I do not have tv at my house, nor cable, nor my own Netflix account. Of course between the internet and my partner's Netflix account, I don't think I am missing much, besides maybe extra stress. I was at my parents' house the other night while there were watching Full Frontal with Samantha Bee. I had never seen or heard of this show before, and while it is an incredibly well done satirical news show (a la The Daily Show), it made me painfully aware, no, excruciatingly aware of the insanity that is our current political administration. I was awash with dismay over what seemed to be giant backwards steps in social and environmental policy. Everything the administration is doing is upsetting to me, but attacks on environmental protections (which IMHO were pretty thin already) sent me through the roof. One of my first paying jobs was as a canvasser for Greenpeace. When all else seems to be in chaos, at least Nature maintains her order and a walk in the park brings me peace.

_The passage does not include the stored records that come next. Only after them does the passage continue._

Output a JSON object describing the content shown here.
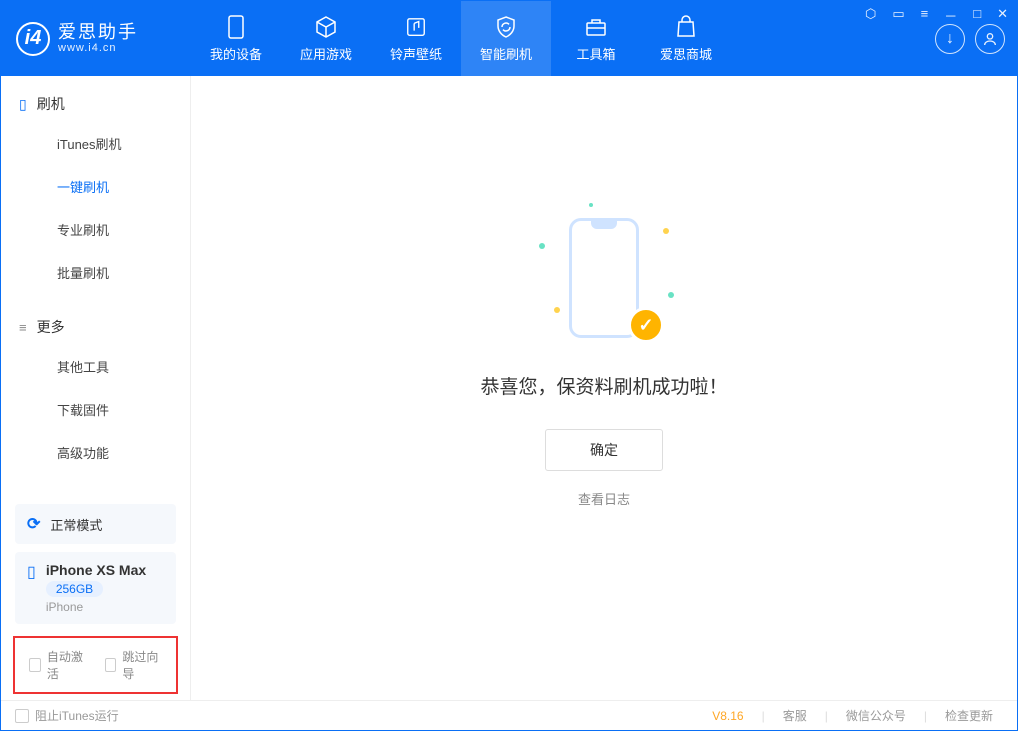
{
  "app": {
    "title": "爱思助手",
    "url": "www.i4.cn"
  },
  "tabs": {
    "device": "我的设备",
    "apps": "应用游戏",
    "ring": "铃声壁纸",
    "flash": "智能刷机",
    "tools": "工具箱",
    "store": "爱思商城"
  },
  "sidebar": {
    "flash_head": "刷机",
    "flash_items": {
      "itunes": "iTunes刷机",
      "oneclick": "一键刷机",
      "pro": "专业刷机",
      "batch": "批量刷机"
    },
    "more_head": "更多",
    "more_items": {
      "other": "其他工具",
      "firmware": "下载固件",
      "advanced": "高级功能"
    },
    "mode_label": "正常模式",
    "device": {
      "name": "iPhone XS Max",
      "capacity": "256GB",
      "type": "iPhone"
    },
    "options": {
      "auto_activate": "自动激活",
      "skip_guide": "跳过向导"
    }
  },
  "content": {
    "success_msg": "恭喜您，保资料刷机成功啦！",
    "confirm": "确定",
    "view_log": "查看日志"
  },
  "footer": {
    "block_itunes": "阻止iTunes运行",
    "version": "V8.16",
    "service": "客服",
    "wechat": "微信公众号",
    "update": "检查更新"
  }
}
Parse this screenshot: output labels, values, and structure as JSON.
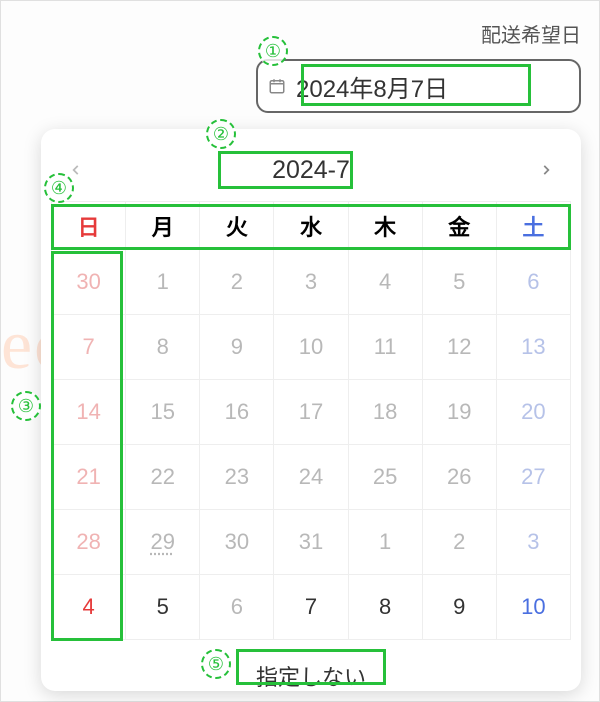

Where will we go for solace when our coal, oil, and nuclear industries have successfully cut their costs by dumping their waste in our forests and waterways?! I will not get started again, but suffice it to say that my mind was in a tirade. The next day I struggled with an overriding feeling of despair that was much larger and deeper than it "should" have been. Suddenly I realized that I had been taken back to 1989, a time when racial tension and police brutality entered my world with the Greekfest riots in my hometown, Virginia Beach. Up until then I had viewed the world as a safe place, a just place, a place where the "powers that be" took care of the citizens, not a place where hatred and fear moved people to use their power to hurt and destroy. Here and now in 2017, Republicans are cutting the budget and doing away with protective governmental regulations, and yet I was feeling as unsafe, as shaken, as frightened as a young teenager discovering for the first time this world's dark side.
Fortunately for me I have a lot of loving support, wise friends, and a spiritual practice. In the endless self-questioning of what I can do to make a difference in a world where there is so much need, I keep coming back to something that I read long ago in the introduction to the Bhagavad-Gita. The Bhagavad-Gita (literally "The Song of God") was spoken approximately 5000 years ago by Lord Krishna to His devotee, the warrior prince Arjuna. From that time until today, the Bhagavad-Gita is revered the world over as the Holy Book and prime scripture of the Vaishnava and Hindu traditions.
Once upon a time, not so long after the 1989 beginning of my existential crisis, after I had tried and tired of escapism (a short affair with hitchhiking, "herbal medicine," and hallucinogens that took years to cleanse my system of), I came in contact with the Bhagavad-Gita As It Is, translated by His Divine Grace AC Bhaktivedanta Swami, Prabhupada. I didn't know what to make of Srila Prabhupada's long name and even longer title, and through the cannabis-induced haze still lingering in my brain, it was difficult for me to understand the Bhagavad-Gita's lofty philosophy.
Yet a few simple concepts presented in Srila Prabhupada's introduction struck me, stuck with me, and changed my world. They were 1) you can only nourish a tree by watering its root. Watering the extremities, the branches and leaves, will only lead you and your tree to frustration. The analogy is that God is the root of all existence, and that by serving and pleasing Him, all of humanity, the Earth, and her creatures (ie. the branches and the leaves) become satisfied. (Still so counterintuitive when I want to run off and save the world, painstakingly, one cause at a time... yet the causes are endless and after some mental exhaustion, I come back to this point of focusing on the root of the tree.) 2) One can change one's religion countless times, but one can never change one's identity. Therefore the intelligent person seeks to truly understand his/her/their true nature, which is eternal and changeless. In Sanskrit this inherent, irreducible quality of a thing is called its dharma. According to the Bhagavad-Gita, every living thing is a soul (having a human or animal or plant experience), whose dharma is to love and serve God. All suffering and conflict comes from the soul's departure from dharma and misidentification with the external covering of the body. Understanding this one point eliminates sectarianism, racism, classism, and all other troublesome isms as superficial hangups.
Sigh. This is yet another one of those instances where what I planned to write and what I actually wrote ended up being quite different... Obviously I am still quite a beginner in spiritual life and needed to be reminded of some basic truths...